Critical infrastructure breakdowns
Resilience is one of the hallmarks of the internet as a 'system.' Malfunctioning of the internet - as occurred early September 2016 in the Netherlands - shows vulnerabilities too.
Recently. I talked with a New York city official and asked what would constitute a real crisis in his city. He responded with his top three: first, any incident that would involve the cooperation of three or more city departments. Second, if the mayor called something a crisis. Third, if a power outage would last longer than three hours.
The third situation came to my mind on Saturday morning September 3, when the Netherlands was struck by a six hour disruption of broadband internet and tekephone services by one of its main providers, KPN. The KPN website went offline and the helpdesk was immediately overwhelmed by the number of clients that apparently managed to call. Stores and businesses could not offer card payment options, nor could they receive orders or reservations. Within an hour (between 8 and 9 am) the Amsterdam region alone produced 1,200 client reports on the disruption. In the weekend.
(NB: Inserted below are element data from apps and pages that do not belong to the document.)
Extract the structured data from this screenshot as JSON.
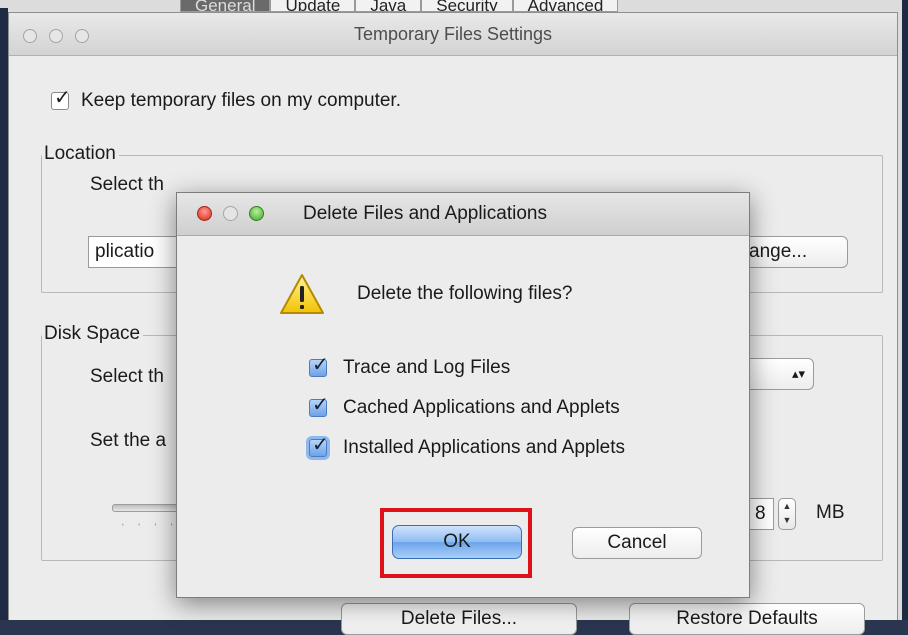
{
  "background": {
    "tabs": [
      "General",
      "Update",
      "Java",
      "Security",
      "Advanced"
    ],
    "selected_tab": "General"
  },
  "temp_window": {
    "title": "Temporary Files Settings",
    "keep_checkbox_label": "Keep temporary files on my computer.",
    "keep_checked": true,
    "location_group_title": "Location",
    "location_prompt": "Select th",
    "location_field_value": "plicatio",
    "change_button_label": "ange...",
    "disk_space_group_title": "Disk Space",
    "disk_space_prompt": "Select th",
    "set_prompt": "Set the a",
    "size_value": "8",
    "size_unit": "MB",
    "delete_files_button": "Delete Files...",
    "restore_defaults_button": "Restore Defaults"
  },
  "dialog": {
    "title": "Delete Files and Applications",
    "message": "Delete the following files?",
    "options": [
      {
        "label": "Trace and Log Files",
        "checked": true
      },
      {
        "label": "Cached Applications and Applets",
        "checked": true
      },
      {
        "label": "Installed Applications and Applets",
        "checked": true
      }
    ],
    "ok_label": "OK",
    "cancel_label": "Cancel",
    "highlight_color": "#e0101a"
  }
}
In a meta-analysis of 32 global risk assessments (published 2012-2016) 27 of the reports mentioned prolongued discontinuity (either caused by intentional attack or an unintended blackout) of internet services as one of today's major risks. In their discussion of the risks, the reports stressed that not so much the hazards increased, but the impact. Our society has become increasingly intolerant for this discontinuity.
Fortunately, resilience is one of the hallmarks of the internet as a 'system' - it is a network with nodes and tends to 'fail gracefully' (i.e. part by part, not totally). Yet the tight coupling of its providers and their services and complex interactions with other systems make internet disruptions the very 'normal accidents' (Perrow, 1986) to expect now and in the (near) future.
A simple internet disruption on a weekend morning - immediately making newspaper headlines and unsettling hundred thousands of households and businesses for hours. The provider could not give any estimate of the duration of the disruption during the entire morning. It also failed to offer an explanation other than that it had been a 'technically complex problem' when internet services resumed in the afternoon. The question arises whether this would have been an acceptable response during peak production hours on a week day. Internet may be relatively resilient but its users seem ill-prepared for this type of crisis.
For more discussion on the likelihood and impact of critical information infrastructure breakdowns.